Bill Heeney, a Republican candidate for an at-large City Council seat, held a fundraiser Saturday night at the Ashburner Inn.
The $50 fundraiser attracted more than 130 supporters and also served as “A Birthday Bash for Bill,” as Heeney recently turned 60. The Irish band Ballina provided entertainment.
Heeney criticized District Attorney Larry Krasner for what he believes is weakness on crime and Mayor Jim Kenney for doing a dance after a court ruling in favor of Philadelphia’s sanctuary city status. He promised to be a “loudmouth” for change.
“God knows we need it,” he said.
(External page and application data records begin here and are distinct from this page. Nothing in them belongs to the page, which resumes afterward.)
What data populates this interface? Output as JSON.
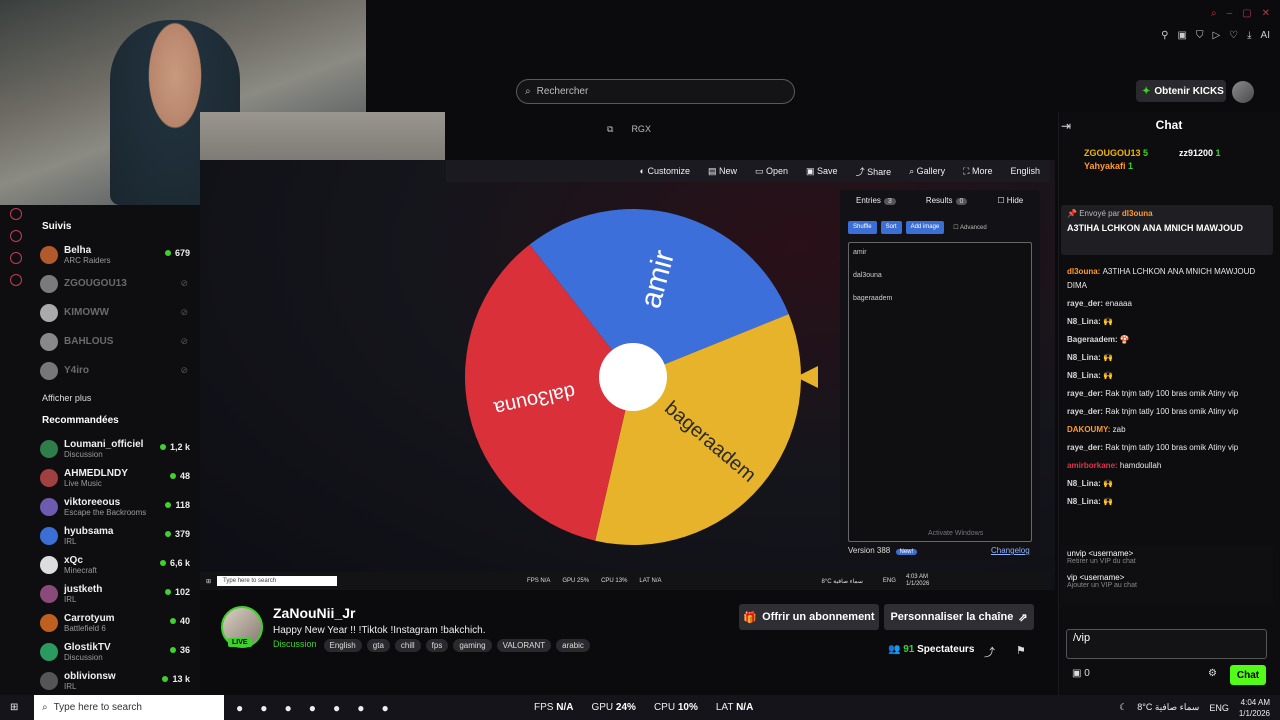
{
  "header": {
    "search_placeholder": "Rechercher",
    "kicks_button": "Obtenir KICKS",
    "toolbar_icons": [
      "pin-icon",
      "square-icon",
      "shield-icon",
      "play-icon",
      "heart-icon",
      "download-icon",
      "magic-icon"
    ],
    "ai_label": "AI"
  },
  "stream_overlay": {
    "rgx_label": "RGX",
    "wheel_toolbar": [
      "Customize",
      "New",
      "Open",
      "Save",
      "Share",
      "Gallery",
      "More",
      "English"
    ],
    "tabs": [
      {
        "label": "Entries",
        "count": "3"
      },
      {
        "label": "Results",
        "count": "0"
      }
    ],
    "hide_label": "Hide",
    "action_buttons": [
      "Shuffle",
      "Sort",
      "Add image",
      "Advanced"
    ],
    "entries": [
      "amir",
      "dal3ouna",
      "bageraadem"
    ],
    "wheel_segments": [
      {
        "label": "amir",
        "color": "#3c6fd9"
      },
      {
        "label": "bageraadem",
        "color": "#e6b32a"
      },
      {
        "label": "dal3ouna",
        "color": "#d9303a"
      }
    ],
    "version": "Version 388",
    "new_badge": "New!",
    "changelog": "Changelog",
    "watermark_title": "Activate Windows",
    "watermark_sub": "Go to Settings to activate Windows.",
    "inner_taskbar": {
      "search": "Type here to search",
      "stats": [
        "FPS N/A",
        "GPU 25%",
        "CPU 13%",
        "LAT N/A"
      ],
      "weather": "8°C سماء صافية",
      "lang": "ENG",
      "time": "4:03 AM",
      "date": "1/1/2026"
    }
  },
  "sidebar": {
    "followed_title": "Suivis",
    "followed": [
      {
        "name": "Belha",
        "sub": "ARC Raiders",
        "viewers": "679",
        "live": true
      },
      {
        "name": "ZGOUGOU13",
        "sub": "",
        "live": false
      },
      {
        "name": "KIMOWW",
        "sub": "",
        "live": false
      },
      {
        "name": "BAHLOUS",
        "sub": "",
        "live": false
      },
      {
        "name": "Y4iro",
        "sub": "",
        "live": false
      }
    ],
    "show_more": "Afficher plus",
    "recommended_title": "Recommandées",
    "recommended": [
      {
        "name": "Loumani_officiel",
        "sub": "Discussion",
        "viewers": "1,2 k"
      },
      {
        "name": "AHMEDLNDY",
        "sub": "Live Music",
        "viewers": "48"
      },
      {
        "name": "viktoreeous",
        "sub": "Escape the Backrooms",
        "viewers": "118"
      },
      {
        "name": "hyubsama",
        "sub": "IRL",
        "viewers": "379"
      },
      {
        "name": "xQc",
        "sub": "Minecraft",
        "viewers": "6,6 k"
      },
      {
        "name": "justketh",
        "sub": "IRL",
        "viewers": "102"
      },
      {
        "name": "Carrotyum",
        "sub": "Battlefield 6",
        "viewers": "40"
      },
      {
        "name": "GlostikTV",
        "sub": "Discussion",
        "viewers": "36"
      },
      {
        "name": "oblivionsw",
        "sub": "IRL",
        "viewers": "13 k"
      }
    ]
  },
  "channel": {
    "name": "ZaNouNii_Jr",
    "live_label": "LIVE",
    "title": "Happy New Year  !!  !Tiktok !Instagram !bakchich.",
    "category": "Discussion",
    "tags": [
      "English",
      "gta",
      "chill",
      "fps",
      "gaming",
      "VALORANT",
      "arabic"
    ],
    "subscribe_button": "Offrir un abonnement",
    "customize_button": "Personnaliser la chaîne",
    "viewers": "91",
    "viewers_label": "Spectateurs"
  },
  "chat": {
    "title": "Chat",
    "gifters": [
      {
        "name": "ZGOUGOU13",
        "count": "5"
      },
      {
        "name": "zz91200",
        "count": "1"
      },
      {
        "name": "Yahyakafi",
        "count": "1"
      }
    ],
    "pinned_by_label": "Envoyé par",
    "pinned_by": "dl3ouna",
    "pinned_text": "A3TIHA LCHKON ANA MNICH MAWJOUD",
    "messages": [
      {
        "user": "dl3ouna",
        "text": "A3TIHA LCHKON ANA MNICH MAWJOUD DIMA",
        "color": "#ff9a2e"
      },
      {
        "user": "raye_der",
        "text": "enaaaa",
        "color": "#d8d8d8"
      },
      {
        "user": "N8_Lina",
        "text": "🙌",
        "color": "#d8d8d8"
      },
      {
        "user": "Bageraadem",
        "text": "🍄",
        "color": "#d8d8d8"
      },
      {
        "user": "N8_Lina",
        "text": "🙌",
        "color": "#d8d8d8"
      },
      {
        "user": "N8_Lina",
        "text": "🙌",
        "color": "#d8d8d8"
      },
      {
        "user": "raye_der",
        "text": "Rak tnjm tatly 100 bras omik Atiny vip",
        "color": "#d8d8d8"
      },
      {
        "user": "raye_der",
        "text": "Rak tnjm tatly 100 bras omik Atiny vip",
        "color": "#d8d8d8"
      },
      {
        "user": "DAKOUMY",
        "text": "zab",
        "color": "#ff9a2e"
      },
      {
        "user": "raye_der",
        "text": "Rak tnjm tatly 100 bras omik Atiny vip",
        "color": "#d8d8d8"
      },
      {
        "user": "amirborkane",
        "text": "hamdoullah",
        "color": "#e0334a"
      },
      {
        "user": "N8_Lina",
        "text": "🙌",
        "color": "#d8d8d8"
      },
      {
        "user": "N8_Lina",
        "text": "🙌",
        "color": "#d8d8d8"
      }
    ],
    "commands": [
      {
        "cmd": "unvip <username>",
        "desc": "Retirer un VIP du chat"
      },
      {
        "cmd": "vip <username>",
        "desc": "Ajouter un VIP au chat"
      }
    ],
    "input_value": "/vip",
    "points": "0",
    "send_button": "Chat"
  },
  "taskbar": {
    "search": "Type here to search",
    "stats": [
      {
        "label": "FPS",
        "value": "N/A"
      },
      {
        "label": "GPU",
        "value": "24%"
      },
      {
        "label": "CPU",
        "value": "10%"
      },
      {
        "label": "LAT",
        "value": "N/A"
      }
    ],
    "weather": "8°C  سماء صافية",
    "lang": "ENG",
    "time": "4:04 AM",
    "date": "1/1/2026"
  },
  "colors": {
    "kick_green": "#53fc18",
    "accent_red": "#c23d55"
  }
}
Heeney is a businessman, ward leader and former head of the local tavern association who promises “better days ahead.” He has been endorsed by Plumbers Local 690 and hopes to add other union endorsements and gain support from fellow business owners.
“My background is in business, it’s where I’ve spent my entire adult life. And I’m going to be a friend of labor,” said Heeney, who is married with three children and a granddaughter.
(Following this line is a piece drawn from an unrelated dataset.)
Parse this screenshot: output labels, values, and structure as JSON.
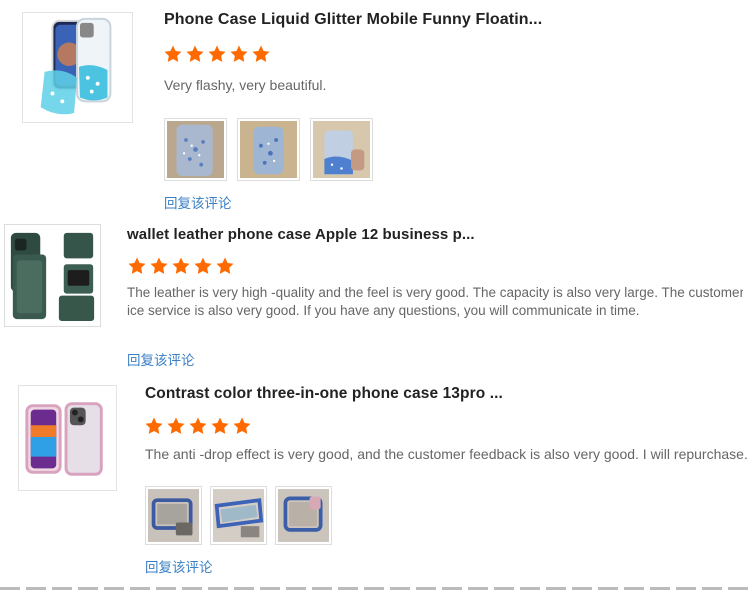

Among those in attendance were mayoral candidate Billy Ciancaglini; judicial candidates Beth Grossman and George Twardy; Pete Smith (who resigned as Tacony Civic Association president the next day to enter the 6th Councilmanic District race); former City Councilman Rick Mariano; former Ancient Order of Hibernians national president Seamus Boyle and other Irish leaders; Republican Party boss Mike Meehan; and ward leaders Chris Vogler, Kevin Pasquay, Tom Matkowski, Fran Woodruff, Scott Waller, Vince Fenerty and Bill Ivers.
On Wednesday night at the United Republican Club, Heeney will be one of eight candidates considered for five endorsements. The others are incumbents David Oh and Al Taubenberger and challengers Matt Wolfe, Dan Tinney, Irina Goldstein, Drew Murray and Steven Vaughn.
Mayor Jim Kenney on Sunday announced re-election in a video.
Kenney touted the city’s investment in public schools, including creation of a no-cost pre-kindergarten program that is serving thousands of low-income families.
The mayor also spoke of a $500 million infrastructure program to improve parks, libraries and recreational centers, funded by the beverage tax.
City Councilwoman Cherelle Parker said, “The ZIP code that you live in should not determine whether or not you value yourself and/or your community.”
Kenney discussed criminal justice reform, specifically a decrease in the prison population by more than 40 percent and closure of the House of Correction.
The mayor bragged about standing up to the Trump administration’s attempts to end Philadelphia’s sanctuary city status.
“In addition to education investments, we’re rebuilding our parks, rec centers and libraries across the city. Philly’s local jail population has gone down by over a third, while the crime rate is at its lowest rate in 40 years. We’re raising the minimum wage to $15 for city workers and we’re expanding job force training. And, I can promise you that I’ll continue to stand up to Trump and ensure that Philadelphia remains a welcoming city,” he said.
Councilman Bill Greenlee, an at-large Democrat, announced Monday he will not seek re-election.
A lifelong Fairmount resident, he was elected in 2006 and re-elected three more times.
“I will continue to promote positive legislation, and my office will continue to serve constituents through 2019,” he said.
Matt Wolfe, a Republican candidate for City Council at large, supports the U.S. Attorney’s recently filed civil lawsuit to stop safe injection sites in Philadelphia.
“Just like the soda tax, City Hall wants to be first to enact the most extreme progressive policies no matter how destructive they may be. Even California’s governor vetoed a bill a few months ago permitting safe injection sites in his state because of the harm they will undoubtedly cause,” he said.
The lawsuit asks a federal judge to declare such a facility as illegal under the federal law known as the “Crack-House Statute,” which makes it a felony to knowingly operate or maintain any place where drugs are used.
“Thank God that the U.S. Attorney is willing to step up here. We are saddled with both a mayor who is willing to jump on any ‘progressive’ idea, no matter how harmful to our citizens in order to get them to vote for his re-election, and the worst district attorney in America,” Wolfe said.
State Reps. Jason Dawkins, Joanna McClinton and Jordan Harris have endorsed Justin DiBerardinis in the Democratic primary for Council at large.
“I’ve stood shoulder to shoulder with Justin DiBerardinis, fighting for the neighborhoods of Philadelphia. I know that Justin will work to bring equity and opportunity to every neighborhood in this city, and I am proud to endorse him for City Council at large,” Dawkins said.
Earlier, former Mayor and Gov. Ed Rendell endorsed DiBerardinis.
The Friends of Justin DiBerardinis reported nearly $145,000 in cash on hand as of the end of 2018, leading the field among Democratic challengers and third overall. ••